TikToker Ayesha shifted home from Camp Jail in armoured vehicle
The police had to arrange an armoured vehicle to escort Ayesha Akram Beg, the TikToker who had gone to the Camp Jail on Wednesday to identify the suspects arrested in connection with her ‘molestation’ at Greater Iqbal Park on Independence Day (August 14), to her home after relatives of those taken into custody blocked a road outside the jail to demand their release, saying they were innocent, reported 24NewsHD TV channel.
Ayesha and her friend Rambo identifies six accused during the process held under the supervision of a civil judge that lasted for four and a half hour.
The TikToker had been molested by a mob of around 400 persons, mostly youth. The incident had infuriated the people not only within the country but had also made headlines in newspapers the world over.
The road blockade prompted the police to use force to disperse the charged protesters. And when the latter put up resistance, the police took two of them into custody.
Meanwhile, a female protester fainted outside the jail’s gate.
LHC reserves verdict in admissibility of petition against TikToker
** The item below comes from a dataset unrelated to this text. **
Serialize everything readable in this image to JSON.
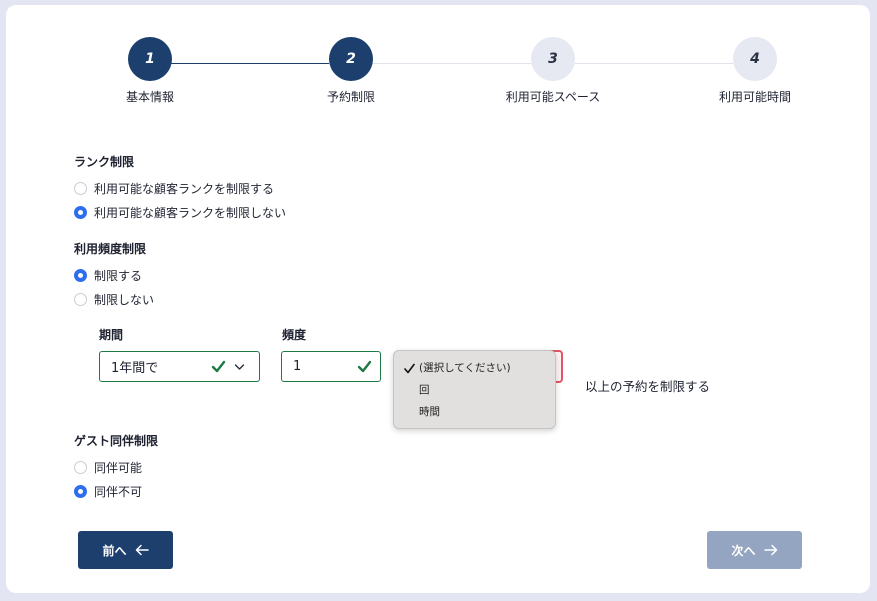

On the other hand, the Lahore High Court (LHC) on Wednesday reserved its verdict in the admissibility of petition, seeking initiation of criminal action against TikToker Ayesha following her ‘manhandling’ at Minar-e-Pakistan on August 14.
Justice Shahid Hussain Chattha heard the application filed by a citizen, Asmatullah, through his counsel Rana Iskander Advocate in which he had made the TikToker, IGP Punjab, secretary local government and others as respondents.
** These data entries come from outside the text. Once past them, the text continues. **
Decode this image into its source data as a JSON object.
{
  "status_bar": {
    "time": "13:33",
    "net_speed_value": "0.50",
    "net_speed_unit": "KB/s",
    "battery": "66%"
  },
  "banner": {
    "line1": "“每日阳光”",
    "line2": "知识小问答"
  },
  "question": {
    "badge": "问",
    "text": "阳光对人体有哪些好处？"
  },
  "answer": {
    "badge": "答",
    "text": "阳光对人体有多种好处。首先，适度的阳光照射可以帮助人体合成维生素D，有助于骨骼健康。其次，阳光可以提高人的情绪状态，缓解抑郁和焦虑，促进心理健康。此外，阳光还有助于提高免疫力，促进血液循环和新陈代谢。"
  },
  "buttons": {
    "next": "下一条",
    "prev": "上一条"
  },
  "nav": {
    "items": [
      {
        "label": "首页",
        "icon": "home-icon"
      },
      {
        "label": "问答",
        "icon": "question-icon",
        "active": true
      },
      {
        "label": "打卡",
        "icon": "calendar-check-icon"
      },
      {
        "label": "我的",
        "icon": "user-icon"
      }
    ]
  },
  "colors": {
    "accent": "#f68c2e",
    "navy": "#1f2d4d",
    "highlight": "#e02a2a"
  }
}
The petitioner had argued that the videos doing rounds on social media showed that Ayesha had invited her fans to the Greater Iqbal Park. “Furthermore, as per the statement given by one of the guards of the park, Ayesha twice got the opportunity to break free, but she did not budge from her position,” the petitioner says, adding that the incident had damaged Pakistan’s reputation in the world.
Earlier, during the hearing, the judges remarked that under which law the LHC could order registration of a case against an ordinary citizen. It was sessions court job to order registration of a case against any citizen, the judges said.
Reporter Ali Sahi